All entries below must be given again word for word.

(DATA SHOWN Opens)

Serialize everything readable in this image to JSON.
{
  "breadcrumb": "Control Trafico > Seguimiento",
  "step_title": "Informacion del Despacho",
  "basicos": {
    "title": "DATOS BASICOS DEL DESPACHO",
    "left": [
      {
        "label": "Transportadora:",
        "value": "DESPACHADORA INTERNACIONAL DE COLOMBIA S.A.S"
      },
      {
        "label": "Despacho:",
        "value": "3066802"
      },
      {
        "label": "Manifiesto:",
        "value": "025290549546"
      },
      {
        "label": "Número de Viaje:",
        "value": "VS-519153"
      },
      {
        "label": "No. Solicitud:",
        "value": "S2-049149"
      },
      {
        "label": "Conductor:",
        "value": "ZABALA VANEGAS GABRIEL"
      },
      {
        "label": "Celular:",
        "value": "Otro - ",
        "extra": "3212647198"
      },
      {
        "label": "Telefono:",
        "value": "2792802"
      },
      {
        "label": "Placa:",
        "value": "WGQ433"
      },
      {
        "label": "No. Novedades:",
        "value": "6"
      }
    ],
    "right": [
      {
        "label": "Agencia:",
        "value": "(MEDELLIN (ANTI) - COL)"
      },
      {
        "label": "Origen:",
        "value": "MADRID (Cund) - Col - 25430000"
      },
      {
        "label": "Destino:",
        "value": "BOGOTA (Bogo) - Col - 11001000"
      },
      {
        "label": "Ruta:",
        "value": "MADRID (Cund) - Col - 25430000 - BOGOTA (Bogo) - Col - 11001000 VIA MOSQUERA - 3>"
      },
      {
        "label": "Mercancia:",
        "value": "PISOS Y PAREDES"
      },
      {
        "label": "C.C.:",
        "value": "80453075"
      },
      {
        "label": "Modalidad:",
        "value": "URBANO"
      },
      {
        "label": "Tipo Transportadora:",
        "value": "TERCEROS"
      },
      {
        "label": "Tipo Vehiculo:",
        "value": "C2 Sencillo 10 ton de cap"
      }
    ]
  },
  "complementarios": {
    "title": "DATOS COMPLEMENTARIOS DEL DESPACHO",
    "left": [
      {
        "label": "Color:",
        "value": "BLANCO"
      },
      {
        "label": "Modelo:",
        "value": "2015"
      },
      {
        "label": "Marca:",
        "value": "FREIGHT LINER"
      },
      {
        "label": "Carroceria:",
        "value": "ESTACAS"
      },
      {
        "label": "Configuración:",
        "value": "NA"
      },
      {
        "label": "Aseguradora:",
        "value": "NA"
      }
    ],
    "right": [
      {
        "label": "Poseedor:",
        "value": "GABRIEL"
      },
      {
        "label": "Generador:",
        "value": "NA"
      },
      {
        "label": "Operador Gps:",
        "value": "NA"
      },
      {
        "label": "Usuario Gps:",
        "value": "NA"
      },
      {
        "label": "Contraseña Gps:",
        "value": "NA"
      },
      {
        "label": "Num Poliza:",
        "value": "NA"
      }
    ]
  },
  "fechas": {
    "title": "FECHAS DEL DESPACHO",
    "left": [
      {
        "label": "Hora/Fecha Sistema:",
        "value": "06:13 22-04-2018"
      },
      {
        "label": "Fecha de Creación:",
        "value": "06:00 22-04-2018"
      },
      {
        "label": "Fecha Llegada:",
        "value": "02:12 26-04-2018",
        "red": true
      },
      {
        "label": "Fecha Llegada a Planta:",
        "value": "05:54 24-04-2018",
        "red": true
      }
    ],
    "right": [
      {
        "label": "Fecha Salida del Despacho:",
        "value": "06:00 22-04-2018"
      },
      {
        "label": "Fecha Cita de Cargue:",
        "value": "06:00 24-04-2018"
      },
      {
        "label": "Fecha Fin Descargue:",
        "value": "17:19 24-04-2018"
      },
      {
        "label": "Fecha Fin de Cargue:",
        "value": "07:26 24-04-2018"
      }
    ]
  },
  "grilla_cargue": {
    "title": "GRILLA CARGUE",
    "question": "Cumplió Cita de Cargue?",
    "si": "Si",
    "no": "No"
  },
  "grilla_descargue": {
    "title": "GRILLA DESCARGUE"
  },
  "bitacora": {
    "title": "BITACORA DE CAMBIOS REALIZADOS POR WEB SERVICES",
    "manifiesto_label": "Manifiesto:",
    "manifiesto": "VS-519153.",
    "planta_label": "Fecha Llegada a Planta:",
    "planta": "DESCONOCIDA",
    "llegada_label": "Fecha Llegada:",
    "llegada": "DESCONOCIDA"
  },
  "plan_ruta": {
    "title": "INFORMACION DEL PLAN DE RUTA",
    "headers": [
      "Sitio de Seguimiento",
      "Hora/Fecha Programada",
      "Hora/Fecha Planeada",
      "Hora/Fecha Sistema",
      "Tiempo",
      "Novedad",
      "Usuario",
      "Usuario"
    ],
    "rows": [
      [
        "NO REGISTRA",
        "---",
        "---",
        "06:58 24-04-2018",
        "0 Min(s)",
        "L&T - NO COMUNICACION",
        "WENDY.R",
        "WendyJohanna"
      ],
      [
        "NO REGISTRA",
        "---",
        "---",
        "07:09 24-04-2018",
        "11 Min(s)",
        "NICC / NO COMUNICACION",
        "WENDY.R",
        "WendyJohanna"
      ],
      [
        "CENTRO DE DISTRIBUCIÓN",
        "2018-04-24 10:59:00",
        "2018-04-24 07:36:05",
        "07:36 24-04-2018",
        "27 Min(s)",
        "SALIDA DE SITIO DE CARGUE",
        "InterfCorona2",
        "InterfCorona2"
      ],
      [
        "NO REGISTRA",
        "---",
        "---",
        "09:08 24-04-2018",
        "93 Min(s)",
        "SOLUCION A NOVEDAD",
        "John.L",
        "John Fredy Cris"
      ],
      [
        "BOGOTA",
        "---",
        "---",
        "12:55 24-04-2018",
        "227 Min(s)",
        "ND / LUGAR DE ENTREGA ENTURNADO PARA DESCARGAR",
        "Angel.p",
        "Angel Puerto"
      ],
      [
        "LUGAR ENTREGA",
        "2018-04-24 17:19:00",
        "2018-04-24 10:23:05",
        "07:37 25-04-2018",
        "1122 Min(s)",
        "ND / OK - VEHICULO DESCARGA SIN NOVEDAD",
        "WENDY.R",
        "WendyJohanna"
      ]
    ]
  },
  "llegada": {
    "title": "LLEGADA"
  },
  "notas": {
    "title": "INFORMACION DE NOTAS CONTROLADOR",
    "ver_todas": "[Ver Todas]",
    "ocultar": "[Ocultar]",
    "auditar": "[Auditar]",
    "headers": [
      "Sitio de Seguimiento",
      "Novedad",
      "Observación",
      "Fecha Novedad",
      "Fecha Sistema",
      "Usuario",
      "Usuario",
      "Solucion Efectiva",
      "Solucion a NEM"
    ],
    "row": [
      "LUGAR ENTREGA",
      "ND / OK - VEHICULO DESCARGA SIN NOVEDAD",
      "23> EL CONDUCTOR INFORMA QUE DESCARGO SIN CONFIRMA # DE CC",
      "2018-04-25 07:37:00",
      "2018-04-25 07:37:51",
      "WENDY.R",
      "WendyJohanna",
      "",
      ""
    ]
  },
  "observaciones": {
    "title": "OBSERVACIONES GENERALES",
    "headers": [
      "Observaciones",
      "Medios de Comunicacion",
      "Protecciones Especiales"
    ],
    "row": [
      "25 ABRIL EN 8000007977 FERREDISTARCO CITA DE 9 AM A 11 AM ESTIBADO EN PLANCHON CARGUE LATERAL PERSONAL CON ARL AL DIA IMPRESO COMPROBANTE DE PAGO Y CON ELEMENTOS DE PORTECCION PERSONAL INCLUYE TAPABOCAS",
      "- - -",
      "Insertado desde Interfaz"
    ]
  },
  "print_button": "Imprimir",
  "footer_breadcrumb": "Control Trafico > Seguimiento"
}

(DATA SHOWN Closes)

● ANSWER FOR THE TASK
Serialize everything readable in this image to JSON.
{
  "breadcrumb": "Control Trafico > Seguimiento",
  "step_title": "Informacion del Despacho",
  "basicos": {
    "title": "DATOS BASICOS DEL DESPACHO",
    "left": [
      {
        "label": "Transportadora:",
        "value": "DESPACHADORA INTERNACIONAL DE COLOMBIA S.A.S"
      },
      {
        "label": "Despacho:",
        "value": "3066802"
      },
      {
        "label": "Manifiesto:",
        "value": "025290549546"
      },
      {
        "label": "Número de Viaje:",
        "value": "VS-519153"
      },
      {
        "label": "No. Solicitud:",
        "value": "S2-049149"
      },
      {
        "label": "Conductor:",
        "value": "ZABALA VANEGAS GABRIEL"
      },
      {
        "label": "Celular:",
        "value": "Otro - ",
        "extra": "3212647198"
      },
      {
        "label": "Telefono:",
        "value": "2792802"
      },
      {
        "label": "Placa:",
        "value": "WGQ433"
      },
      {
        "label": "No. Novedades:",
        "value": "6"
      }
    ],
    "right": [
      {
        "label": "Agencia:",
        "value": "(MEDELLIN (ANTI) - COL)"
      },
      {
        "label": "Origen:",
        "value": "MADRID (Cund) - Col - 25430000"
      },
      {
        "label": "Destino:",
        "value": "BOGOTA (Bogo) - Col - 11001000"
      },
      {
        "label": "Ruta:",
        "value": "MADRID (Cund) - Col - 25430000 - BOGOTA (Bogo) - Col - 11001000 VIA MOSQUERA - 3>"
      },
      {
        "label": "Mercancia:",
        "value": "PISOS Y PAREDES"
      },
      {
        "label": "C.C.:",
        "value": "80453075"
      },
      {
        "label": "Modalidad:",
        "value": "URBANO"
      },
      {
        "label": "Tipo Transportadora:",
        "value": "TERCEROS"
      },
      {
        "label": "Tipo Vehiculo:",
        "value": "C2 Sencillo 10 ton de cap"
      }
    ]
  },
  "complementarios": {
    "title": "DATOS COMPLEMENTARIOS DEL DESPACHO",
    "left": [
      {
        "label": "Color:",
        "value": "BLANCO"
      },
      {
        "label": "Modelo:",
        "value": "2015"
      },
      {
        "label": "Marca:",
        "value": "FREIGHT LINER"
      },
      {
        "label": "Carroceria:",
        "value": "ESTACAS"
      },
      {
        "label": "Configuración:",
        "value": "NA"
      },
      {
        "label": "Aseguradora:",
        "value": "NA"
      }
    ],
    "right": [
      {
        "label": "Poseedor:",
        "value": "GABRIEL"
      },
      {
        "label": "Generador:",
        "value": "NA"
      },
      {
        "label": "Operador Gps:",
        "value": "NA"
      },
      {
        "label": "Usuario Gps:",
        "value": "NA"
      },
      {
        "label": "Contraseña Gps:",
        "value": "NA"
      },
      {
        "label": "Num Poliza:",
        "value": "NA"
      }
    ]
  },
  "fechas": {
    "title": "FECHAS DEL DESPACHO",
    "left": [
      {
        "label": "Hora/Fecha Sistema:",
        "value": "06:13 22-04-2018"
      },
      {
        "label": "Fecha de Creación:",
        "value": "06:00 22-04-2018"
      },
      {
        "label": "Fecha Llegada:",
        "value": "02:12 26-04-2018",
        "red": true
      },
      {
        "label": "Fecha Llegada a Planta:",
        "value": "05:54 24-04-2018",
        "red": true
      }
    ],
    "right": [
      {
        "label": "Fecha Salida del Despacho:",
        "value": "06:00 22-04-2018"
      },
      {
        "label": "Fecha Cita de Cargue:",
        "value": "06:00 24-04-2018"
      },
      {
        "label": "Fecha Fin Descargue:",
        "value": "17:19 24-04-2018"
      },
      {
        "label": "Fecha Fin de Cargue:",
        "value": "07:26 24-04-2018"
      }
    ]
  },
  "grilla_cargue": {
    "title": "GRILLA CARGUE",
    "question": "Cumplió Cita de Cargue?",
    "si": "Si",
    "no": "No"
  },
  "grilla_descargue": {
    "title": "GRILLA DESCARGUE"
  },
  "bitacora": {
    "title": "BITACORA DE CAMBIOS REALIZADOS POR WEB SERVICES",
    "manifiesto_label": "Manifiesto:",
    "manifiesto": "VS-519153.",
    "planta_label": "Fecha Llegada a Planta:",
    "planta": "DESCONOCIDA",
    "llegada_label": "Fecha Llegada:",
    "llegada": "DESCONOCIDA"
  },
  "plan_ruta": {
    "title": "INFORMACION DEL PLAN DE RUTA",
    "headers": [
      "Sitio de Seguimiento",
      "Hora/Fecha Programada",
      "Hora/Fecha Planeada",
      "Hora/Fecha Sistema",
      "Tiempo",
      "Novedad",
      "Usuario",
      "Usuario"
    ],
    "rows": [
      [
        "NO REGISTRA",
        "---",
        "---",
        "06:58 24-04-2018",
        "0 Min(s)",
        "L&T - NO COMUNICACION",
        "WENDY.R",
        "WendyJohanna"
      ],
      [
        "NO REGISTRA",
        "---",
        "---",
        "07:09 24-04-2018",
        "11 Min(s)",
        "NICC / NO COMUNICACION",
        "WENDY.R",
        "WendyJohanna"
      ],
      [
        "CENTRO DE DISTRIBUCIÓN",
        "2018-04-24 10:59:00",
        "2018-04-24 07:36:05",
        "07:36 24-04-2018",
        "27 Min(s)",
        "SALIDA DE SITIO DE CARGUE",
        "InterfCorona2",
        "InterfCorona2"
      ],
      [
        "NO REGISTRA",
        "---",
        "---",
        "09:08 24-04-2018",
        "93 Min(s)",
        "SOLUCION A NOVEDAD",
        "John.L",
        "John Fredy Cris"
      ],
      [
        "BOGOTA",
        "---",
        "---",
        "12:55 24-04-2018",
        "227 Min(s)",
        "ND / LUGAR DE ENTREGA ENTURNADO PARA DESCARGAR",
        "Angel.p",
        "Angel Puerto"
      ],
      [
        "LUGAR ENTREGA",
        "2018-04-24 17:19:00",
        "2018-04-24 10:23:05",
        "07:37 25-04-2018",
        "1122 Min(s)",
        "ND / OK - VEHICULO DESCARGA SIN NOVEDAD",
        "WENDY.R",
        "WendyJohanna"
      ]
    ]
  },
  "llegada": {
    "title": "LLEGADA"
  },
  "notas": {
    "title": "INFORMACION DE NOTAS CONTROLADOR",
    "ver_todas": "[Ver Todas]",
    "ocultar": "[Ocultar]",
    "auditar": "[Auditar]",
    "headers": [
      "Sitio de Seguimiento",
      "Novedad",
      "Observación",
      "Fecha Novedad",
      "Fecha Sistema",
      "Usuario",
      "Usuario",
      "Solucion Efectiva",
      "Solucion a NEM"
    ],
    "row": [
      "LUGAR ENTREGA",
      "ND / OK - VEHICULO DESCARGA SIN NOVEDAD",
      "23> EL CONDUCTOR INFORMA QUE DESCARGO SIN CONFIRMA # DE CC",
      "2018-04-25 07:37:00",
      "2018-04-25 07:37:51",
      "WENDY.R",
      "WendyJohanna",
      "",
      ""
    ]
  },
  "observaciones": {
    "title": "OBSERVACIONES GENERALES",
    "headers": [
      "Observaciones",
      "Medios de Comunicacion",
      "Protecciones Especiales"
    ],
    "row": [
      "25 ABRIL EN 8000007977 FERREDISTARCO CITA DE 9 AM A 11 AM ESTIBADO EN PLANCHON CARGUE LATERAL PERSONAL CON ARL AL DIA IMPRESO COMPROBANTE DE PAGO Y CON ELEMENTOS DE PORTECCION PERSONAL INCLUYE TAPABOCAS",
      "- - -",
      "Insertado desde Interfaz"
    ]
  },
  "print_button": "Imprimir",
  "footer_breadcrumb": "Control Trafico > Seguimiento"
}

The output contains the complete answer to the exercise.